Each record below must come back exactly as written; its pictures must not.

[Data shown Boundary: Start]

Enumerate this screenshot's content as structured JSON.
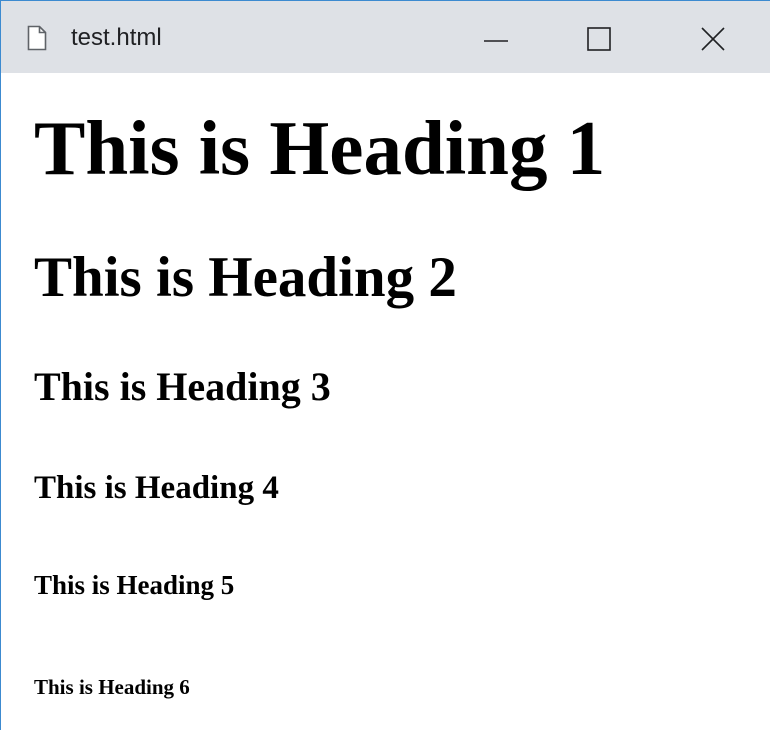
{
  "window": {
    "title": "test.html",
    "controls": {
      "minimize_icon": "minimize-icon",
      "maximize_icon": "maximize-icon",
      "close_icon": "close-icon"
    },
    "file_icon": "document-icon"
  },
  "content": {
    "headings": [
      "This is Heading 1",
      "This is Heading 2",
      "This is Heading 3",
      "This is Heading 4",
      "This is Heading 5",
      "This is Heading 6"
    ]
  },
  "colors": {
    "titlebar": "#dee1e6",
    "window_border": "#3c8ad0",
    "text": "#000000",
    "background": "#ffffff"
  }
}
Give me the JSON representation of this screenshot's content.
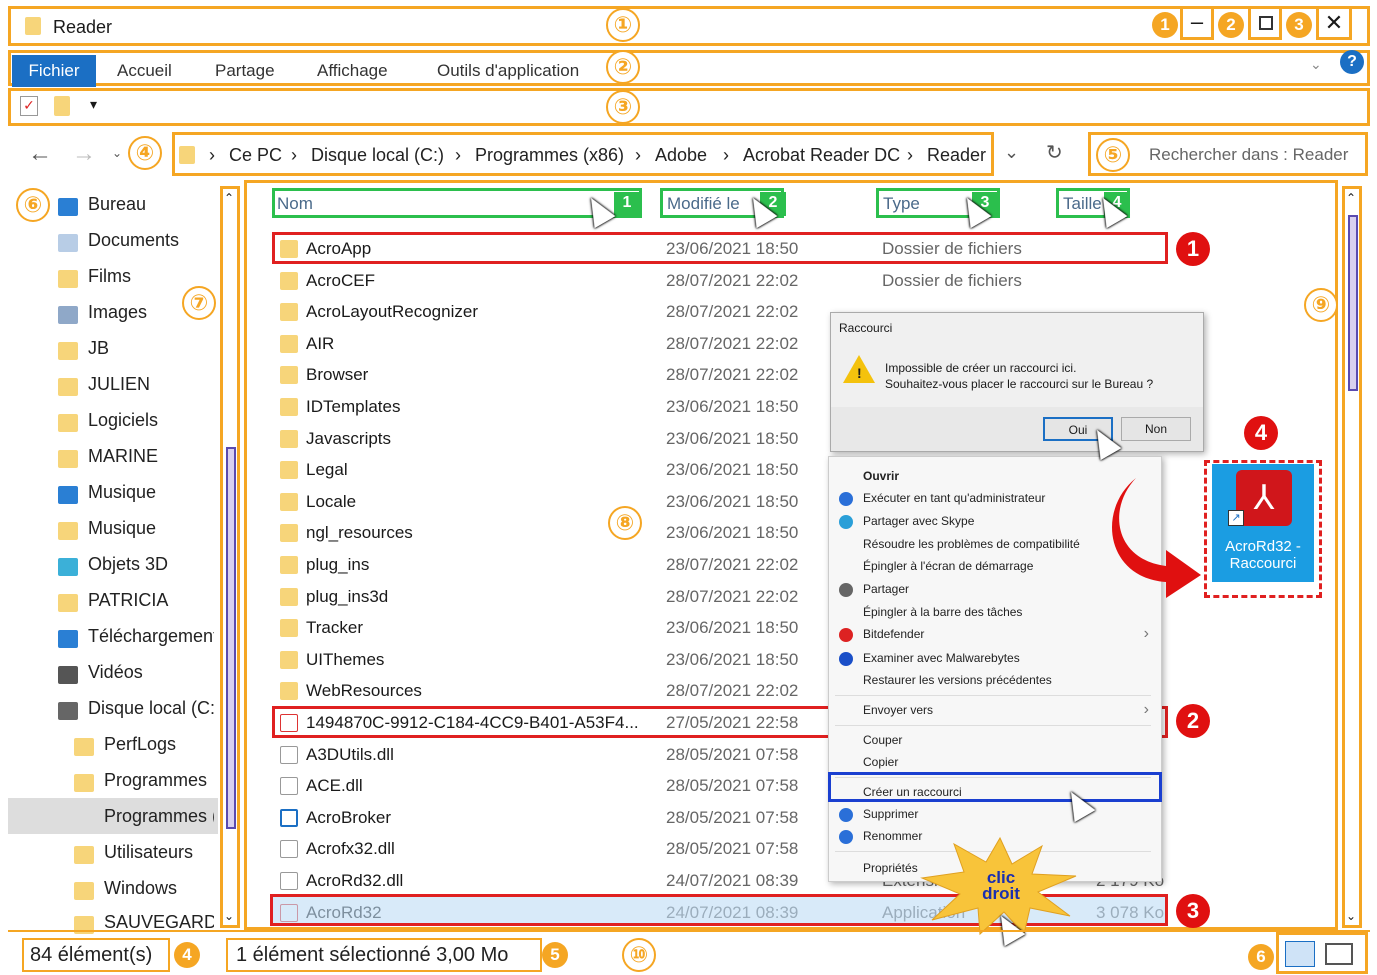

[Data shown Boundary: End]

__Output for this exercise__.
Enumerate this screenshot's content as structured JSON.
{
  "window": {
    "title": "test.html",
    "controls": {
      "minimize_icon": "minimize-icon",
      "maximize_icon": "maximize-icon",
      "close_icon": "close-icon"
    },
    "file_icon": "document-icon"
  },
  "content": {
    "headings": [
      "This is Heading 1",
      "This is Heading 2",
      "This is Heading 3",
      "This is Heading 4",
      "This is Heading 5",
      "This is Heading 6"
    ]
  },
  "colors": {
    "titlebar": "#dee1e6",
    "window_border": "#3c8ad0",
    "text": "#000000",
    "background": "#ffffff"
  }
}
Give me the JSON representation of this screenshot's content.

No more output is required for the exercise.